*** Records for the task ***
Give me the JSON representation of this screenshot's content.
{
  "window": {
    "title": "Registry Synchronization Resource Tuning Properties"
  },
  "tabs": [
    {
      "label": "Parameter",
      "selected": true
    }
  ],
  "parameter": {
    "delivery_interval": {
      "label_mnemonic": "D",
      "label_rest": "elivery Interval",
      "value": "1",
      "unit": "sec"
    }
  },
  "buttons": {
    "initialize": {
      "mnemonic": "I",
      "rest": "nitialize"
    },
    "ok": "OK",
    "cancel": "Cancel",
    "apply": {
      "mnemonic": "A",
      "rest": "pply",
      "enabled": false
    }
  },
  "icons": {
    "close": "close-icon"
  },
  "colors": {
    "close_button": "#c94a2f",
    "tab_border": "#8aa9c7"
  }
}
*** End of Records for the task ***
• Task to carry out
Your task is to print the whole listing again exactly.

• Exercise output
Give me the JSON representation of this screenshot's content.
{
  "window": {
    "title": "Registry Synchronization Resource Tuning Properties"
  },
  "tabs": [
    {
      "label": "Parameter",
      "selected": true
    }
  ],
  "parameter": {
    "delivery_interval": {
      "label_mnemonic": "D",
      "label_rest": "elivery Interval",
      "value": "1",
      "unit": "sec"
    }
  },
  "buttons": {
    "initialize": {
      "mnemonic": "I",
      "rest": "nitialize"
    },
    "ok": "OK",
    "cancel": "Cancel",
    "apply": {
      "mnemonic": "A",
      "rest": "pply",
      "enabled": false
    }
  },
  "icons": {
    "close": "close-icon"
  },
  "colors": {
    "close_button": "#c94a2f",
    "tab_border": "#8aa9c7"
  }
}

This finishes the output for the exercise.